In the Heights

By Joanna Langfield

We’ve earned this one.

Surprisingly, Jon M. Chu’s adaptation of Lin-Manuel Miranda’s Tony award winning musical hits even deeper, debuting as it is, after this past year. It would be wonderful to splash into the joy of this love story at any time, but now, the effervescence of it all feels especially sweet, the intended lessons, even more meaningful.

For those unfamiliar, this is not just a conventional love story between young lovers, but a loving salute to the Latinx culture of New York’s Washington Heights. This is a neighborhood that may look to some as if it is on its last legs, but those legs are very strong, bringing a community any of us would want to share. While there are big, beautiful dance numbers, my favorite moments are the smaller ones, where a family of friends gathers for a dinner, or a gorgeous ballet that’s truly magical. The fact that this was filmed on the streets of the Heights brings an appreciated integrity, of course, but now also feels poignant and profound, a salute to a New York that went through hell and is determined to thrive again.

Miranda regular Anthony Ramos shines, as do his co-stars Melissa Barrera and Leslie Grace. Corey Hawkins makes a most auspicious leading man debut, clearly a star. And I loved what veterans Olga Merediz and Jimmy Smits bring to the show. Because Chu has wisely made this very much a show, which helps us push aside some real issues with a script that tries to cover too much territory and leaves some frustrating open questions.

Hamillton-aholics like myself can also have a good time, discovering or maybe re-visiting Miranda’s earlier work, picking up on similarities between the two pieces.

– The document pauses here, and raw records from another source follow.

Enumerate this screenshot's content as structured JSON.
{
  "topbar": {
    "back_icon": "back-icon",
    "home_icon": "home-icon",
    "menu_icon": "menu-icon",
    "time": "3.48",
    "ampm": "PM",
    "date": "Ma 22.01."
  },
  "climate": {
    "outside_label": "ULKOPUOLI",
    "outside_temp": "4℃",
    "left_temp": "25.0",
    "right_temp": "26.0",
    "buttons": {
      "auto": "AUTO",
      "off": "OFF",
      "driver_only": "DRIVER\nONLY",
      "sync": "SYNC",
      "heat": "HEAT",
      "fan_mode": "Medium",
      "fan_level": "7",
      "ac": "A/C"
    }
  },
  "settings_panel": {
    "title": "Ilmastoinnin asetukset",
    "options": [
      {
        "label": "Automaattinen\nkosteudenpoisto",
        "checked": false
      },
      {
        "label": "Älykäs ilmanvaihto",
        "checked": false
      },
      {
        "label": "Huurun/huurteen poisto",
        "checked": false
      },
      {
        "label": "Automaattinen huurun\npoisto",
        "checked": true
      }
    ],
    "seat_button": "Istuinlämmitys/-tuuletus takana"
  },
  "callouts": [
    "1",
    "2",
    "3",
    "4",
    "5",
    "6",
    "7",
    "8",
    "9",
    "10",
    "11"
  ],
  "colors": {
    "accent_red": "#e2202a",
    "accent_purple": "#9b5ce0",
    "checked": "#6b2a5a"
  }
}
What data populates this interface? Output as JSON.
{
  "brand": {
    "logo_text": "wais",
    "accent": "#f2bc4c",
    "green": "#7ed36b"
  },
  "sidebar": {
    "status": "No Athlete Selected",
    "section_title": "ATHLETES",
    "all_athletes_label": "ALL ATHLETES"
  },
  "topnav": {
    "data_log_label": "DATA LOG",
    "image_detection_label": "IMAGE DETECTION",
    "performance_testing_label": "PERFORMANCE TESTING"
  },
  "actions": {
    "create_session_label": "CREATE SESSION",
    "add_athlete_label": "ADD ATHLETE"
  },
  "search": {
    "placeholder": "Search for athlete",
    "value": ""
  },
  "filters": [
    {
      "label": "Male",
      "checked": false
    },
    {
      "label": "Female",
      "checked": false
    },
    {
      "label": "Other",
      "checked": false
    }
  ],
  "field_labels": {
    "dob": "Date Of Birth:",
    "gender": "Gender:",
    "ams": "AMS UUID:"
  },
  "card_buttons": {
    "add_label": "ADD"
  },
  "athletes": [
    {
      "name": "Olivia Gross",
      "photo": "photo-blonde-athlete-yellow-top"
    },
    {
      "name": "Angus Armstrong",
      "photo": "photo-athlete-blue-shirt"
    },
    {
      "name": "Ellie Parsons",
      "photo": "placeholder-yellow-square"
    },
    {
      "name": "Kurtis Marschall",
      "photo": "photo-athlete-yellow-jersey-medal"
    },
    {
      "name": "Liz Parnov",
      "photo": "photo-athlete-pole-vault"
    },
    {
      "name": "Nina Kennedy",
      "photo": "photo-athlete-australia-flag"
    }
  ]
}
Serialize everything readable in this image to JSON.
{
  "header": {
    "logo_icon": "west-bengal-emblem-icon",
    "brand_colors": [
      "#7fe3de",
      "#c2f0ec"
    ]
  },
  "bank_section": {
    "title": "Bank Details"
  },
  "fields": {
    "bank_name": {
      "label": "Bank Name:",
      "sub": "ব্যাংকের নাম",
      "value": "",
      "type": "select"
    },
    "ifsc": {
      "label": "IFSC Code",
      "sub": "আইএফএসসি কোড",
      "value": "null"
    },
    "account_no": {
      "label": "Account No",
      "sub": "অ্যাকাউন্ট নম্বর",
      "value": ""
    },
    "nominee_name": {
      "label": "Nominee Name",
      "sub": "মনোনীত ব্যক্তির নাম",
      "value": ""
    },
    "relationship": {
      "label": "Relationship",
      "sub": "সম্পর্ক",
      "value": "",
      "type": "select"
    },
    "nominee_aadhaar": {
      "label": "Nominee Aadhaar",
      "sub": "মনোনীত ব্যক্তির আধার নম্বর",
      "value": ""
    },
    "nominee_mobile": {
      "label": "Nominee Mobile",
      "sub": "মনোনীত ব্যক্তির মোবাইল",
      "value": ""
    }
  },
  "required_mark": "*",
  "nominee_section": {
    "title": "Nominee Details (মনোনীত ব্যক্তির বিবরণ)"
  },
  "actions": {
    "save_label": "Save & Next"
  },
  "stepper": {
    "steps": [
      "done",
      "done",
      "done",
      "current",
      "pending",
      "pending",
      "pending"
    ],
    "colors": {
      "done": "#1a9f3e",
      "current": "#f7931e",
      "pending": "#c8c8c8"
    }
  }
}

Not only do both center on immigrants from the islands, on their own and finding their way uptown, but, creatively, it’s fun to recognize shared stylistic and melodic themes, as well as a few familiar faces.

Enjoy. Doesn’t that feel good?